We use cookies to ensure that we give you the best experience on our website. If you click 'Continue' we'll assume that you are happy to receive all cookies and you won't see this message again. Click 'Find out more' for information on how to change your cookie settings.

The term "acute coronary syndromes" (ACS) is used to describe a heterogeneous spectrum of clinical conditions. This includes myocardial infarction, non-ST-elevation myocardial infarction, and unstable angina. These conditions are linked by a similar constellation of signs and symptoms but not necessarily by a common pathophysiology. They are syndromes. Several different hypotheses exist that have attempted to explain the pathological mechanisms that are involved in these conditions, however, it is not clear whether ACS are caused by variations of a single disease process or by several disease processes. The contribution of both vessel wall- and blood-related factors in the pathogenesis of acute coronary syndromes is herein discussed with the guidance of Koch's postulates.

Original publication

DOI

10.1016/j.atherosclerosis.2004.10.022

Type

Journal article

Journal

Atherosclerosis

Publication Date

03/2005

Volume

179

Pages

1 - 15

Addresses

Cytokine Biology of Vessels, Kennedy Institute of Rheumatology & Surgery, Anaesthetic and Intensive Care, Faculty of Medicine, Imperial College, Charing Cross Campus, 1 Aspenlea Road, London W6 8LH, UK.

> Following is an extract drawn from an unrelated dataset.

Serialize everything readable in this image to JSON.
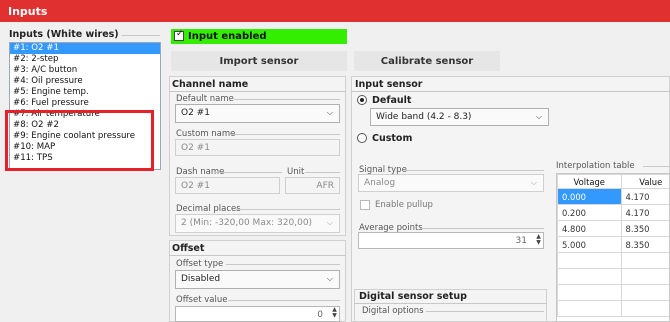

Keywords

Humans, Coronary Disease, Acute Disease, Coronary Artery Disease